|Gary Cooper, as Howard Roark in the Fountainhead.|
Gary Cooper was the strong, silent type. When it comes to writing it is almost always better to use fewer words to express a thought rather than more. This is especially true in business writing and the same can be said for spoken presentations. That is not to say that one should haphazardly remove words, or force sentences to their minimum lengths, but a well thought out paragraph should remove extraneous phases and redundancies. As all things ultimately relate to Seinfeld; this is not a suggestion simply to gloss over the body of the story...
|Did Elaine just yada yada the best part? No she mentioned the bisque.|
But this takes some time and thought, as does improving anything, and that is why it seems to seldom happen in business correspondence. To illustrate, below are some of my favorite quotes on the subject:

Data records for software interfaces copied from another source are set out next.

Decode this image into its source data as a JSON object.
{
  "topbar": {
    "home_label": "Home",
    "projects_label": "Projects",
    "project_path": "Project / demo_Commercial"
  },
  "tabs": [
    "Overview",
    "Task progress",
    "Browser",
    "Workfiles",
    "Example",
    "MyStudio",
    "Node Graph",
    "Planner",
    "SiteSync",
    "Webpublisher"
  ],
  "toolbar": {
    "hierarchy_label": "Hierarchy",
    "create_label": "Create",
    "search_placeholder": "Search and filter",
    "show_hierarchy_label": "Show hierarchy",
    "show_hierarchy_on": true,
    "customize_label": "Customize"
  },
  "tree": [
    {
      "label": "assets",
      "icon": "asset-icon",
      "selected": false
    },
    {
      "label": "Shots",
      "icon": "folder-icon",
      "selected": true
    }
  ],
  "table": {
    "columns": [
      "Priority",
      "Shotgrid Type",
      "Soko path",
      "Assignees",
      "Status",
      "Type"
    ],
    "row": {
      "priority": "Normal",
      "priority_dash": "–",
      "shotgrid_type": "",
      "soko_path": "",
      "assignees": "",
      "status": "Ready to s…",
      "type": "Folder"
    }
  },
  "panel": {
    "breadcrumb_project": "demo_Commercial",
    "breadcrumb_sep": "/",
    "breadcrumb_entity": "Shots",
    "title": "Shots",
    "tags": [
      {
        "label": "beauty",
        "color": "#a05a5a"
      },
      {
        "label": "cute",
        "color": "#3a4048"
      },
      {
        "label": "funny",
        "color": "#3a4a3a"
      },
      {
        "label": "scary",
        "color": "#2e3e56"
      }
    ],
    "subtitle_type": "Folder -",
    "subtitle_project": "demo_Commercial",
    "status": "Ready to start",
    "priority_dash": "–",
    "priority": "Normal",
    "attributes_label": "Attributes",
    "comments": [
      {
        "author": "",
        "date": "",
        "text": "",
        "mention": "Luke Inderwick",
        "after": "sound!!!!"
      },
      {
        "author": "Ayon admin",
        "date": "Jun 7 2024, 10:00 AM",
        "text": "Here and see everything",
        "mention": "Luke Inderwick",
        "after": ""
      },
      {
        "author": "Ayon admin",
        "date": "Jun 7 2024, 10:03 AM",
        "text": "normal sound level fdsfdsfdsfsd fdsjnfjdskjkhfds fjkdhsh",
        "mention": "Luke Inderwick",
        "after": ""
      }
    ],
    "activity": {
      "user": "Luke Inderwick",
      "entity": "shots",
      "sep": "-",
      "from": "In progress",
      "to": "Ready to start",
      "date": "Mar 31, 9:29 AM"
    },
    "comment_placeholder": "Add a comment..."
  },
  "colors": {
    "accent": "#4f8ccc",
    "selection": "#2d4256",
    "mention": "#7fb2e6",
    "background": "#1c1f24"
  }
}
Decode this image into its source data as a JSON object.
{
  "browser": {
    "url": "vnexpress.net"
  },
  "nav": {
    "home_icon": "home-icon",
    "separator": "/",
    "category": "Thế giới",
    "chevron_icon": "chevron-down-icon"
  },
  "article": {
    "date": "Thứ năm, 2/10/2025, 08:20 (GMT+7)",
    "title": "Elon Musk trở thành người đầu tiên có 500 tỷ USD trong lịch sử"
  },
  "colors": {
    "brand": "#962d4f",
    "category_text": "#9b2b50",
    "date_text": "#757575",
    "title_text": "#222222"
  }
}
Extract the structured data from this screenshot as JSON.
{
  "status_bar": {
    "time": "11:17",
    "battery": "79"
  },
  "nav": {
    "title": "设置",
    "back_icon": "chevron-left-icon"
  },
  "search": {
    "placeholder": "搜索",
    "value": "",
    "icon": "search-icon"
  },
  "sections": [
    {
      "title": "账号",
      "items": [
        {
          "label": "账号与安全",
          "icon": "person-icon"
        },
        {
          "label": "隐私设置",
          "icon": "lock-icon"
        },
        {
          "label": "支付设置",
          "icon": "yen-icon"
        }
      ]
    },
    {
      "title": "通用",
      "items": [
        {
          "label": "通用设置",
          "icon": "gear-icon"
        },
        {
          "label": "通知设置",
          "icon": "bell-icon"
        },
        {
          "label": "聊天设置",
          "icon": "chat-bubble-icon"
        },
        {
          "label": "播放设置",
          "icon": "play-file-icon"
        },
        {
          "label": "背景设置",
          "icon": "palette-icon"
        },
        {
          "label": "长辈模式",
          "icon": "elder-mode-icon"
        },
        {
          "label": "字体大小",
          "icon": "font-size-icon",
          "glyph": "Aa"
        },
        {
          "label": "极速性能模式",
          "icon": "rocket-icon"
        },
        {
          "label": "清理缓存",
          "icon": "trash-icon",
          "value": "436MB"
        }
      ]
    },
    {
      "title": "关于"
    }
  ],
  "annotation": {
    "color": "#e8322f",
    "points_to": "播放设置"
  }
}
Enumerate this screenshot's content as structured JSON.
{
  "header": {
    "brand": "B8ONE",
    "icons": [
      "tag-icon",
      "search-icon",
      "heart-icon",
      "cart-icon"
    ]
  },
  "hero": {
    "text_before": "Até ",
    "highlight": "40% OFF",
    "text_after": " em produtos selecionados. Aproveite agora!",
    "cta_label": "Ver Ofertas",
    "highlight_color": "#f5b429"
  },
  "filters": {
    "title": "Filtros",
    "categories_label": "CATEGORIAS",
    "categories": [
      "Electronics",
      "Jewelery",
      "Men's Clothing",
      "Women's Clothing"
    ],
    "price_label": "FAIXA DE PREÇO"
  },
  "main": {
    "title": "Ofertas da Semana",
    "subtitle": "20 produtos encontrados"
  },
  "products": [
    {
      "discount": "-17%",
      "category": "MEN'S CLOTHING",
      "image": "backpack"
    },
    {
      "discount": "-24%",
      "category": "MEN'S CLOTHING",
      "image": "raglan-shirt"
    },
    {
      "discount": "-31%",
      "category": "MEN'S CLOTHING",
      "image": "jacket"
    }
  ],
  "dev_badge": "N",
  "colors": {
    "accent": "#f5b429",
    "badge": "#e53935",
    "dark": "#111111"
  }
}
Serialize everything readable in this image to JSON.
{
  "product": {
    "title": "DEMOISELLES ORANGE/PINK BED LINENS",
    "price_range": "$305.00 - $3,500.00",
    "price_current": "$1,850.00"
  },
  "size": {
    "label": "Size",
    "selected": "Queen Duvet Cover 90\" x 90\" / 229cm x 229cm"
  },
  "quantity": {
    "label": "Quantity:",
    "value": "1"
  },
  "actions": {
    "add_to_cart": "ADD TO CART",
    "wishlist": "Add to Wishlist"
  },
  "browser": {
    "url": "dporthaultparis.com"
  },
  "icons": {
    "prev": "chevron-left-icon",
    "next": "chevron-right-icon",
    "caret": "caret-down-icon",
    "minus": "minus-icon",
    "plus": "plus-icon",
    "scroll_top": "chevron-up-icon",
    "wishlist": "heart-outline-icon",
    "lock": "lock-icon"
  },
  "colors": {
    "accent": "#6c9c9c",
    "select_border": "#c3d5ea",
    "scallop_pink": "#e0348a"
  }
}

Thomas Jefferson quipped, “The most valuable of all talents is that of never using two words when one will do.”
Blaise Pascal said (in French), “I have made this [letter] longer than usual because I have not had time to make it shorter.”
This last historical example I present is not only clever, but ironic. In Hamlet, Polonius states that “brevity is the soul of wit” in an exceptionally long winded explanation as to why the Prince is mad. The Queen then interjects, “More matter, with less art.” Quite possibly the most elegant way to say, “Get on with it,” that I have ever come across.
If I can be indulged a final personal example, I was working with an engineer on faucet specification. Exciting, no? There was a major difference between the faucet the Owner suggested (Faucet A) and the type we typically use (Faucet B). First I received a ten minute phone call from the engineer explaining why Faucet B was specified by them in the first place and how it was more appropriate for use in this case. Then the same engineer sent me the product cut sheets along with a very lengthy email further explaining the situation. My task was to distill all this information to get a final decision from the Owner.
I was able to shave 1/3 of the word count from the original engineer generated email and send it to the owner for a value-based decision. I believe it was clear, concise and yet courteous. I actually got a note back from the engineer thanking me for sending out the question because, as he put it, my correspondence was what he was trying to say in his head, it just wasn't coming out that way.
The Gettysburg Address contained 270 words, roughly 200 less than this article. Lincoln’s Address was not the only speech in Gettysburg that day. Edward Everett gave a two hour eulogy prior to Lincoln’s two minute talk and yet no one remembers the former’s content.
For the record, the owner responded the way we hoped he would and used only nine words to do so.
This post is part of the ArchiTalks series where a group of us (architects who also blog) all post on the same day and promote each other’s blogs. This month’s theme is "Communication" and was led by Brian Paletz. A lot of other talented writers who also are architects are listed below and are worth checking out:Jeff Echols - Architect Of The Internet (@Jeff_Echols)
Communication and the Question of Relevance